▶ Data for this exercise
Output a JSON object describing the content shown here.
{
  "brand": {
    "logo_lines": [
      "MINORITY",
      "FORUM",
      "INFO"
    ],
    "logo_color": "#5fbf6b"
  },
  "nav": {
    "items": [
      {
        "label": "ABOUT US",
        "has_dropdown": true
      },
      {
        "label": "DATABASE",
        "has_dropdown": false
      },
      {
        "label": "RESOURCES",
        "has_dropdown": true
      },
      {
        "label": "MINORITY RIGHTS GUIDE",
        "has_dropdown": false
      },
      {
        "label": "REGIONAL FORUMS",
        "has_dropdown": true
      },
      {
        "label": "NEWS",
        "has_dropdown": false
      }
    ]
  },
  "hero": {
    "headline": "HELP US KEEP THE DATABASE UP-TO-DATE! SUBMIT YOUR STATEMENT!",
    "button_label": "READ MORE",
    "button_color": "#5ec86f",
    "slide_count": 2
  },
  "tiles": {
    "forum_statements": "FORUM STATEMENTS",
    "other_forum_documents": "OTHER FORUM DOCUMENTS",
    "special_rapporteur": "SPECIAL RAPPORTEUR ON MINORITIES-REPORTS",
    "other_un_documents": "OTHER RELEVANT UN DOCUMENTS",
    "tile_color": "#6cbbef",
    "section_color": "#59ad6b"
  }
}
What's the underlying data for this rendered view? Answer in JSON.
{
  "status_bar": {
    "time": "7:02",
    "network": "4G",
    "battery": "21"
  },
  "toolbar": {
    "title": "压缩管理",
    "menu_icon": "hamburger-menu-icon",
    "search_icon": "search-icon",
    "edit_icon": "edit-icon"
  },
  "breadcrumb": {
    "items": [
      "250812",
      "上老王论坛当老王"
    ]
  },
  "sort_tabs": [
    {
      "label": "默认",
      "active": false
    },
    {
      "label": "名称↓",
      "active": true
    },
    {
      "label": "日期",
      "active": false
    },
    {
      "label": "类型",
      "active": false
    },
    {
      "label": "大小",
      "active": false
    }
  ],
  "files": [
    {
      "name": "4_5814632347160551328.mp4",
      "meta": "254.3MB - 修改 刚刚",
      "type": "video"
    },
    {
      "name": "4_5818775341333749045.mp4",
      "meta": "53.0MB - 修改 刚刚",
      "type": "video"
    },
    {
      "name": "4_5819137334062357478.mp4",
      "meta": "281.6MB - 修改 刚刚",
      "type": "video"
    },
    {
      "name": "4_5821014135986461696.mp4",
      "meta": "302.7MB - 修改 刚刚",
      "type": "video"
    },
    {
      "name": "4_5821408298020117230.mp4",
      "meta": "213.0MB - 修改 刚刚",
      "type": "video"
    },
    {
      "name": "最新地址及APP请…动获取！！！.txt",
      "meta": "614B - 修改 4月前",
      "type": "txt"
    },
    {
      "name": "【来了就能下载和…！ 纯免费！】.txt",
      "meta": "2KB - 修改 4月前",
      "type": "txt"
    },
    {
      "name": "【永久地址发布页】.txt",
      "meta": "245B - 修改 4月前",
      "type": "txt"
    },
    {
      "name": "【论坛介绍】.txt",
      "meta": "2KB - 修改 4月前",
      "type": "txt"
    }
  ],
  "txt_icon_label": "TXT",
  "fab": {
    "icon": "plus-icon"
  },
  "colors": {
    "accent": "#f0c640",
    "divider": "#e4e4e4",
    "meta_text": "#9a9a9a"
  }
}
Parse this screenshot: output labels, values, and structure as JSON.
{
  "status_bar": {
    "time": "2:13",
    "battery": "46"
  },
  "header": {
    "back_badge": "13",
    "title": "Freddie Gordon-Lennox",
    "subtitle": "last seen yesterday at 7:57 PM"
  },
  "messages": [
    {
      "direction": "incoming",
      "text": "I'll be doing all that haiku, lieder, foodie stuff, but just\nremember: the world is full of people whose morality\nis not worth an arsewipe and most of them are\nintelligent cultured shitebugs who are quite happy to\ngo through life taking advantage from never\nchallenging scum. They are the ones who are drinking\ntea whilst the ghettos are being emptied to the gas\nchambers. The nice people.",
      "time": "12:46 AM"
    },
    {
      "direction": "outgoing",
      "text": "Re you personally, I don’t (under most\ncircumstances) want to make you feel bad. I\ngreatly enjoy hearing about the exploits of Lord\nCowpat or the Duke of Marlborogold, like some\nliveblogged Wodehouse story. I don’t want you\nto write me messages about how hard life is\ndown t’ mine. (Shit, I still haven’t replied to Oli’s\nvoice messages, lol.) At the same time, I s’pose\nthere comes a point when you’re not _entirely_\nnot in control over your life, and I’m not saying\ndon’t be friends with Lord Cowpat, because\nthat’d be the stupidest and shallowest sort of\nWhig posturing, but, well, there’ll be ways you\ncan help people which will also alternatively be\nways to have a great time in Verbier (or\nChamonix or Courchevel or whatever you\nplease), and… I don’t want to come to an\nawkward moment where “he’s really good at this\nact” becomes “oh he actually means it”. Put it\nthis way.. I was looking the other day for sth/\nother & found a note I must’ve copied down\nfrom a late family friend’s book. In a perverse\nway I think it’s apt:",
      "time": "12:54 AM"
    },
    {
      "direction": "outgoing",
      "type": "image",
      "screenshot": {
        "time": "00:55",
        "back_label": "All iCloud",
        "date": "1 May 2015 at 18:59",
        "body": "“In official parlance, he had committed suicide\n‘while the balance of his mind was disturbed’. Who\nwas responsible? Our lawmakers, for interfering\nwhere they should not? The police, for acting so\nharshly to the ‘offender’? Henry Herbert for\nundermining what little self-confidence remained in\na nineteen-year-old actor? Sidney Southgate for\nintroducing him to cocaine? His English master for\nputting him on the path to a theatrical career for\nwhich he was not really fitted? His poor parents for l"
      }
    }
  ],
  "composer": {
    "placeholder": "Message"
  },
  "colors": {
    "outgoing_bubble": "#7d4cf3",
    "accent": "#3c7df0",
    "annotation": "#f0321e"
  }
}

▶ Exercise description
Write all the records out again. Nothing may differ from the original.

▶ Task result
Output a JSON object describing the content shown here.
{
  "brand": {
    "logo_lines": [
      "MINORITY",
      "FORUM",
      "INFO"
    ],
    "logo_color": "#5fbf6b"
  },
  "nav": {
    "items": [
      {
        "label": "ABOUT US",
        "has_dropdown": true
      },
      {
        "label": "DATABASE",
        "has_dropdown": false
      },
      {
        "label": "RESOURCES",
        "has_dropdown": true
      },
      {
        "label": "MINORITY RIGHTS GUIDE",
        "has_dropdown": false
      },
      {
        "label": "REGIONAL FORUMS",
        "has_dropdown": true
      },
      {
        "label": "NEWS",
        "has_dropdown": false
      }
    ]
  },
  "hero": {
    "headline": "HELP US KEEP THE DATABASE UP-TO-DATE! SUBMIT YOUR STATEMENT!",
    "button_label": "READ MORE",
    "button_color": "#5ec86f",
    "slide_count": 2
  },
  "tiles": {
    "forum_statements": "FORUM STATEMENTS",
    "other_forum_documents": "OTHER FORUM DOCUMENTS",
    "special_rapporteur": "SPECIAL RAPPORTEUR ON MINORITIES-REPORTS",
    "other_un_documents": "OTHER RELEVANT UN DOCUMENTS",
    "tile_color": "#6cbbef",
    "section_color": "#59ad6b"
  }
}
What's the underlying data for this rendered view? Answer in JSON.
{
  "status_bar": {
    "time": "7:02",
    "network": "4G",
    "battery": "21"
  },
  "toolbar": {
    "title": "压缩管理",
    "menu_icon": "hamburger-menu-icon",
    "search_icon": "search-icon",
    "edit_icon": "edit-icon"
  },
  "breadcrumb": {
    "items": [
      "250812",
      "上老王论坛当老王"
    ]
  },
  "sort_tabs": [
    {
      "label": "默认",
      "active": false
    },
    {
      "label": "名称↓",
      "active": true
    },
    {
      "label": "日期",
      "active": false
    },
    {
      "label": "类型",
      "active": false
    },
    {
      "label": "大小",
      "active": false
    }
  ],
  "files": [
    {
      "name": "4_5814632347160551328.mp4",
      "meta": "254.3MB - 修改 刚刚",
      "type": "video"
    },
    {
      "name": "4_5818775341333749045.mp4",
      "meta": "53.0MB - 修改 刚刚",
      "type": "video"
    },
    {
      "name": "4_5819137334062357478.mp4",
      "meta": "281.6MB - 修改 刚刚",
      "type": "video"
    },
    {
      "name": "4_5821014135986461696.mp4",
      "meta": "302.7MB - 修改 刚刚",
      "type": "video"
    },
    {
      "name": "4_5821408298020117230.mp4",
      "meta": "213.0MB - 修改 刚刚",
      "type": "video"
    },
    {
      "name": "最新地址及APP请…动获取！！！.txt",
      "meta": "614B - 修改 4月前",
      "type": "txt"
    },
    {
      "name": "【来了就能下载和…！ 纯免费！】.txt",
      "meta": "2KB - 修改 4月前",
      "type": "txt"
    },
    {
      "name": "【永久地址发布页】.txt",
      "meta": "245B - 修改 4月前",
      "type": "txt"
    },
    {
      "name": "【论坛介绍】.txt",
      "meta": "2KB - 修改 4月前",
      "type": "txt"
    }
  ],
  "txt_icon_label": "TXT",
  "fab": {
    "icon": "plus-icon"
  },
  "colors": {
    "accent": "#f0c640",
    "divider": "#e4e4e4",
    "meta_text": "#9a9a9a"
  }
}
Parse this screenshot: output labels, values, and structure as JSON.
{
  "status_bar": {
    "time": "2:13",
    "battery": "46"
  },
  "header": {
    "back_badge": "13",
    "title": "Freddie Gordon-Lennox",
    "subtitle": "last seen yesterday at 7:57 PM"
  },
  "messages": [
    {
      "direction": "incoming",
      "text": "I'll be doing all that haiku, lieder, foodie stuff, but just\nremember: the world is full of people whose morality\nis not worth an arsewipe and most of them are\nintelligent cultured shitebugs who are quite happy to\ngo through life taking advantage from never\nchallenging scum. They are the ones who are drinking\ntea whilst the ghettos are being emptied to the gas\nchambers. The nice people.",
      "time": "12:46 AM"
    },
    {
      "direction": "outgoing",
      "text": "Re you personally, I don’t (under most\ncircumstances) want to make you feel bad. I\ngreatly enjoy hearing about the exploits of Lord\nCowpat or the Duke of Marlborogold, like some\nliveblogged Wodehouse story. I don’t want you\nto write me messages about how hard life is\ndown t’ mine. (Shit, I still haven’t replied to Oli’s\nvoice messages, lol.) At the same time, I s’pose\nthere comes a point when you’re not _entirely_\nnot in control over your life, and I’m not saying\ndon’t be friends with Lord Cowpat, because\nthat’d be the stupidest and shallowest sort of\nWhig posturing, but, well, there’ll be ways you\ncan help people which will also alternatively be\nways to have a great time in Verbier (or\nChamonix or Courchevel or whatever you\nplease), and… I don’t want to come to an\nawkward moment where “he’s really good at this\nact” becomes “oh he actually means it”. Put it\nthis way.. I was looking the other day for sth/\nother & found a note I must’ve copied down\nfrom a late family friend’s book. In a perverse\nway I think it’s apt:",
      "time": "12:54 AM"
    },
    {
      "direction": "outgoing",
      "type": "image",
      "screenshot": {
        "time": "00:55",
        "back_label": "All iCloud",
        "date": "1 May 2015 at 18:59",
        "body": "“In official parlance, he had committed suicide\n‘while the balance of his mind was disturbed’. Who\nwas responsible? Our lawmakers, for interfering\nwhere they should not? The police, for acting so\nharshly to the ‘offender’? Henry Herbert for\nundermining what little self-confidence remained in\na nineteen-year-old actor? Sidney Southgate for\nintroducing him to cocaine? His English master for\nputting him on the path to a theatrical career for\nwhich he was not really fitted? His poor parents for l"
      }
    }
  ],
  "composer": {
    "placeholder": "Message"
  },
  "colors": {
    "outgoing_bubble": "#7d4cf3",
    "accent": "#3c7df0",
    "annotation": "#f0321e"
  }
}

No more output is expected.